Raj ghat, the tip of the precinct, is quite resilient to the flows of waters, unaltered by any pressures of urbanisation. It serves as an open ground during summers, accommodates the flooding river during monsoons and is an urban farm during winters.
The nature of the ghats drastically shifted as I walked along its eastern edge. The reliance of the communities on the river for livelihoods became even more prominent. Rangrej ghat had been one of the focal points of the protests of Harijan Andolan, pre-independence, where Mahatma Gandhi addressed a huge crowd as part of the movement against the discrimination of untouchables. The city has its own contribution to the freedom struggle and towards Adivasi development and has witnessed events of protests and demonstrations.
Rangrej ghat was known as a platform for saree dying. With advent of industries and mass production, this occupation is now extinct here. Rangrej ghat now serves primarily for bathing and worshipping. However, from this point I could sense the commotion of Chauraman ghat, a few metres away. The mornings of Chauraman ghat are bustling with fishing activities and daily chores. The ghat supports livelihoods of the densely inhabited Dheemar community around it. Since involved in occupations such as ferrying, fishing and farming which are governed by the seasons and the tides, the community struggles to enjoy a stable living.
As I was walking towards Hanuman ghat, the east end before the city disintegrates into the farmlands, I was joined by a few women who were returning for lunch from the farms, where they worked as labourers.

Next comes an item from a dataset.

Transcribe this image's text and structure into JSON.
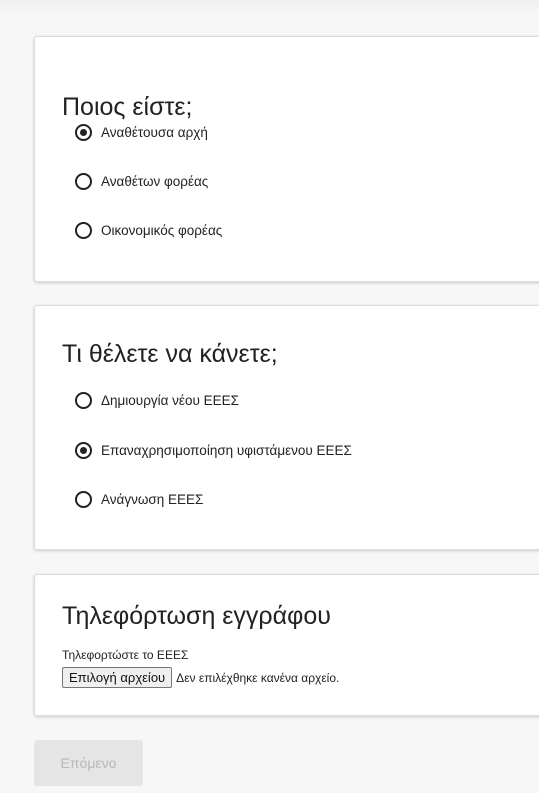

They gave me a quick tour through their neighbourhood and their homes. The houses are made of thick mud walls with niches that serve as storage spaces, covered with sloping roofs over them as a response to the harsh weathers and heavy rainfall. Most of the mud houses across the old settlements of the city followed a linear layout, maximising cross ventilation, with a number of tweaks to suit their personal needs such as a shed outside their house for the cattle, shared courtyards, hand pumps, shaded verandahs and smaller extensions outside the house.

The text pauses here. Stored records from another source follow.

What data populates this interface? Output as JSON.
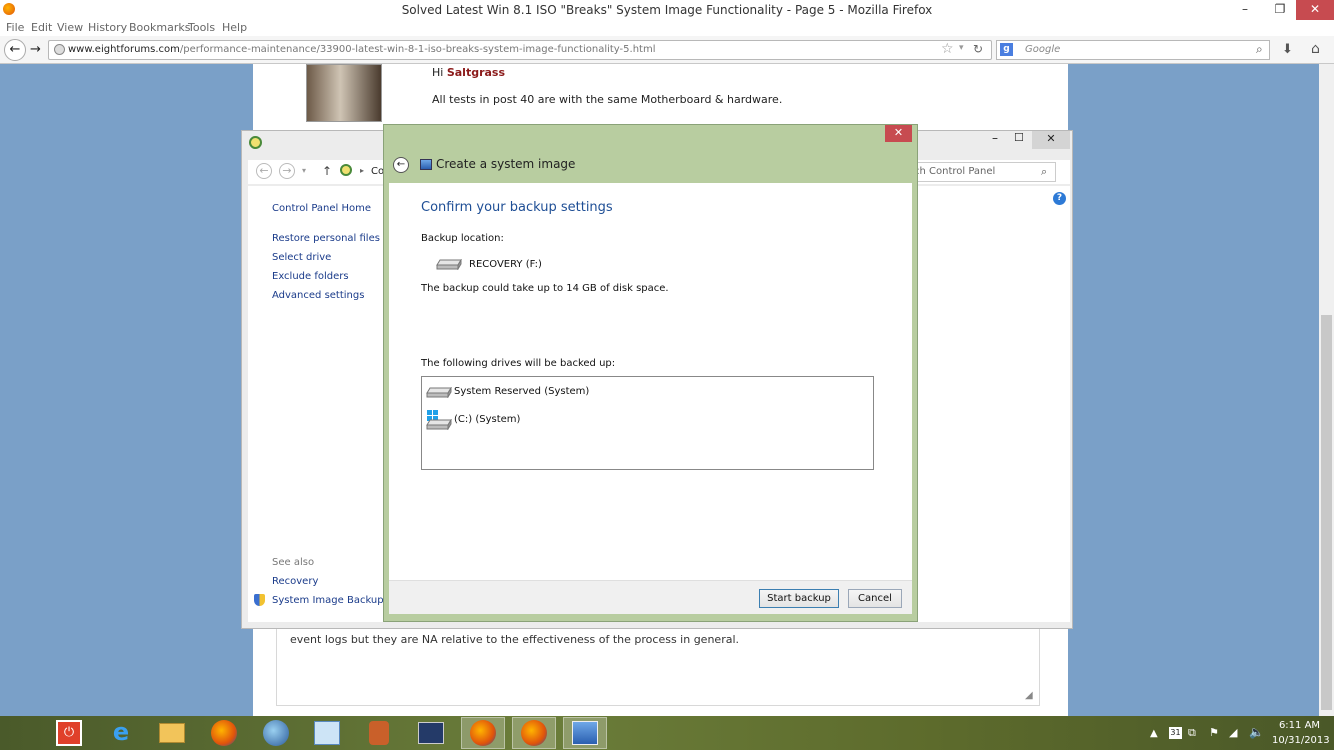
{
  "firefox": {
    "title": "Solved Latest Win 8.1 ISO \"Breaks\" System Image Functionality - Page 5 - Mozilla Firefox",
    "menu": [
      "File",
      "Edit",
      "View",
      "History",
      "Bookmarks",
      "Tools",
      "Help"
    ],
    "url_domain": "www.eightforums.com",
    "url_path": "/performance-maintenance/33900-latest-win-8-1-iso-breaks-system-image-functionality-5.html",
    "search_placeholder": "Google"
  },
  "page": {
    "greeting_prefix": "Hi ",
    "greeting_name": "Saltgrass",
    "post_line": "All tests in post 40 are with the same Motherboard & hardware.",
    "post_text": "event logs but they are NA relative to the effectiveness of the process in general."
  },
  "control_panel": {
    "address_crumb": "Co",
    "search_placeholder": "ch Control Panel",
    "home_link": "Control Panel Home",
    "links": [
      "Restore personal files",
      "Select drive",
      "Exclude folders",
      "Advanced settings"
    ],
    "see_also": "See also",
    "see_also_links": [
      "Recovery",
      "System Image Backup"
    ]
  },
  "dialog": {
    "title": "Create a system image",
    "heading": "Confirm your backup settings",
    "backup_location_label": "Backup location:",
    "backup_location": "RECOVERY (F:)",
    "space_note": "The backup could take up to 14 GB of disk space.",
    "drives_label": "The following drives will be backed up:",
    "drives": [
      "System Reserved (System)",
      "(C:) (System)"
    ],
    "start_button": "Start backup",
    "cancel_button": "Cancel"
  },
  "taskbar": {
    "time": "6:11 AM",
    "date": "10/31/2013"
  }
}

Mandla and its riverscape has evolved over various eras, to give it the identity that it holds today. The dependency of the settlements on the river is quite intricate and complex. Communities have evolved, survived over the years and the river has been a perpetual spectator to the changing times. Settlements rooted themselves into these river banks, water being the significant community resource. Forts, temple complexes, pilgrim sites, spaces of worship, ghats and palaces form an integral part of the riverscape, and unfold the story of the city. With every layer that annexed the existing fabric, the riverscape negotiated spaces to accommodate and adapt to the influences. The activities, rituals, customs and traditions revolving around the river are often camouflaged under the guise of the sacredness of the river. However, they are highly governed by the social, political and economic factors. Through history, rivers being an important resource have always faced issues of social access and discrimination, protests, boundary disputes, conflicts over development and community displacement. River becomes a central space for segregation, congregation, celebration, demonstration, subsistence, recreation and relaxation.
Sneha Khulge is an architect based out of Mumbai. The article takes root from her undergraduate thesis titled “River and the Community”, which studies the intricacies and interdependencies between a river and the communities inhabiting it and further proposes a community centric public realm for Mandla. Her thesis has been recognised on various platforms at national and international levels.
Sneha’s thesis can be accessed by clicking here: River and the Community